As Raymond Agler, Fine Arts Dealer, writes on his web page:
“Browne’s love of the staged scene found perfect expression in her annual “Wax Works”, the tableau vivants that she produced every summer for 25 years at the Annisquam Sea Fair (which continues to the present, and was the subject of an article in the “New Yorker”). She had an uncanny talent for identifying facial similarities of the famous or infamous in the looks and manners of her neighbors–who were then recruited to pose as wax figures, the subjects ranging from Marat (with a gob of ketchup on his chest) in his bathtub, to Little Miss Muffet.”
July 12, 2011 § Leave a Comment
Now through October 9th at the Cape Ann Museum
Margaret Fitzhugh Browne (1884-1972) was an important member of both the Boston and the Cape Ann communities. Locally, she maintained a studio in Annisquam and was an active member of the North Shore Arts Association and the Gloucester Society of Artists.
The walls of the second floor of the Annisquam Village Hall seemed naked without Margaret Browne’s strikingly beautiful portraits. In addition to paintings borrowed from the Hall, on exhibit at the Cape Ann Museum are Browne’s paintings in the museum’s collections, and paintings borrowed from private collections. A special Margaret Browne walking tour of Annisquam is scheduled for this coming Saturday, July 16th.
Saturday, July 16, from 10:00 a.m. – 2:00 p.m.
Margaret Fitzhugh Browne’s Annisquam Walking Tour
Take an historical stroll through the artist’s Annisquam neighborhood. Offered in conjunction with the special exhibition, Margaret Fitzhugh Browne: Sixty Years of Portrait Painting. $20 members, $30 nonmembers. Cape Ann Museum Exhibits and Programs
July 12, 2011 § 1 Comment
Sunday night my husband and I tried a new restaurant (new for us, that is), the 7th Wave in Rockport on Tuna Wharf. Our son Alex is cooking there this summer. The hostess was lovely and Talia, one of the owners, greeted us at the front desk. We had made a reservation for 7:00 and were seated immediately on the upper deck, with the stunning view of Rockport Harbor and beyond.
The atmosphere is lively, relaxed, and entirely kid-and family-friendly. The waitstaff was hardworking and alot of fun and our food came along very quickly, no waiting for anything, despite the fact that it was a full house.
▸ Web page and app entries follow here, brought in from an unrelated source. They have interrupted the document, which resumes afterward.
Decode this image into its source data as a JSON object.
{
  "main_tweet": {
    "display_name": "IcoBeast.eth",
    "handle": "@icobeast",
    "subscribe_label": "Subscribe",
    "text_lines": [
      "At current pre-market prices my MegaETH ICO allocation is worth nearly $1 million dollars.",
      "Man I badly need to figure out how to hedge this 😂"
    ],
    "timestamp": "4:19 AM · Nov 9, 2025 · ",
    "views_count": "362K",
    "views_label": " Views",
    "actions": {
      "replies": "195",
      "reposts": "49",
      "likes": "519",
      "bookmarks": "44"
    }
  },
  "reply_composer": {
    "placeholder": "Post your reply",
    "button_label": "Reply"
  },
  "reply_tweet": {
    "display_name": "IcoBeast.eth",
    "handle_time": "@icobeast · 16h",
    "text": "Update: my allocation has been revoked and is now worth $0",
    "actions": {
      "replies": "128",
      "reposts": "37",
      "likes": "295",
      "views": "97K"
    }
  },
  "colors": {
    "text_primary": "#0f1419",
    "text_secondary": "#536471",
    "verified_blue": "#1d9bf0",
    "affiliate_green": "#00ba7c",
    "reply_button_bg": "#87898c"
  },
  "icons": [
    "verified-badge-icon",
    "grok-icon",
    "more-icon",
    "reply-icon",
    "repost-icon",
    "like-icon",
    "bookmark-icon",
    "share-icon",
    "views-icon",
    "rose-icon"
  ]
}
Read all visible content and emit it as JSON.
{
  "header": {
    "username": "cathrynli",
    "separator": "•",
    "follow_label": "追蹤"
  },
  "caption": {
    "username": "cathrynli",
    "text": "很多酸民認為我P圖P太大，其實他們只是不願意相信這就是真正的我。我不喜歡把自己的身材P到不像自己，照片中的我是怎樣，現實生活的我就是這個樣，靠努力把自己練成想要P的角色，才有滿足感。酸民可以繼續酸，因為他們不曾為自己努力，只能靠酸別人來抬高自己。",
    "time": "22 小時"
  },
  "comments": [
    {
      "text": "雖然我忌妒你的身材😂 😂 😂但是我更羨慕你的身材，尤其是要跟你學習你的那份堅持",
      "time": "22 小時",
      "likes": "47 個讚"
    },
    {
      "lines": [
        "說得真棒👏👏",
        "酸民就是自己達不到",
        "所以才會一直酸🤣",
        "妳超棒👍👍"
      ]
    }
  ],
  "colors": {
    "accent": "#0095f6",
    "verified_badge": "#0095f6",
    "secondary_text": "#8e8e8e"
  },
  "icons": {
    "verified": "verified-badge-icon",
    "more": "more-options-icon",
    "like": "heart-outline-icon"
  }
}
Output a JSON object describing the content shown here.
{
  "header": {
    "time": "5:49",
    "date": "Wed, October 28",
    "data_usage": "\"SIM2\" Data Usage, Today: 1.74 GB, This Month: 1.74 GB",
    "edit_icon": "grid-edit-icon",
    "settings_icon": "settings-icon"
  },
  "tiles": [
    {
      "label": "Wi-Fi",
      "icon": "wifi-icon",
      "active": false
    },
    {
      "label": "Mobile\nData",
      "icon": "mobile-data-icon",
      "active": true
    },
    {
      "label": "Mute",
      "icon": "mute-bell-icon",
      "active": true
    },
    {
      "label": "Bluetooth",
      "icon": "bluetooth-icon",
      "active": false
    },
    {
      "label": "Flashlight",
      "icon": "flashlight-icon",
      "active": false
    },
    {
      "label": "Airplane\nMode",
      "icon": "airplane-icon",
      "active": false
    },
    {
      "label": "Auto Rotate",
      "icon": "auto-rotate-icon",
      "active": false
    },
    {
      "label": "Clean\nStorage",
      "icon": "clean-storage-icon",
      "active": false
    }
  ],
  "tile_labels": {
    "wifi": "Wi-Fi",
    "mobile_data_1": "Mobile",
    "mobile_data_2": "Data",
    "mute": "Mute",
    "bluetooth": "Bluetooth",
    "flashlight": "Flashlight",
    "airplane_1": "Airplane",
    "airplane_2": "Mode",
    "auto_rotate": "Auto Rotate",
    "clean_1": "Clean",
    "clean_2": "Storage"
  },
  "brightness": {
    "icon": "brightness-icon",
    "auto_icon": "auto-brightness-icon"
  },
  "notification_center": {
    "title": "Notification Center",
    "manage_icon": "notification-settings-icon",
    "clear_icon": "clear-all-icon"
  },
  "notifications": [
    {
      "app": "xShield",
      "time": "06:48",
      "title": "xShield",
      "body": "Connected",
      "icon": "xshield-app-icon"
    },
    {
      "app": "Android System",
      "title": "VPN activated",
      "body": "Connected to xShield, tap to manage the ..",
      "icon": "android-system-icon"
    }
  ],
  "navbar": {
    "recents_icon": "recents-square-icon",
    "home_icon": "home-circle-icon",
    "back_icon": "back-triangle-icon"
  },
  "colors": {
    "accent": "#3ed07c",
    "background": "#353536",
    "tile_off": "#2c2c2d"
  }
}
Our son was working the grill, so we restricted ourselves to grilled items only. I had the surf (super delicious grilled shrimp) and turf (petite filet, cooked to perfection) and Tom, the fantastic grilled tuna. I am usually more of a chowder and lobster person and can’t wait to go again and try more items on the menu. The lobster rolls and lobster salads passing by our table were heaped high with lobster meat and the chowder looked creamy and hearty. Elaine, mother of Talia, and owner, stopped by our table to say hello and to chat. It’s a family-owned business and the restaurant is named the 7th Wave because of their seven family members. The Kahn family opened their doors in June 2009 and they had their busiest night ever, the Saturday night before we ate dinner there. It was great to hear about their thriving business and we are looking forward to many return visits! The menu and hours of operation are posted on their website. 7th Wave Restaurant, 7 Tuna Wharf, Rockport.
July 3, 2011 § Leave a Comment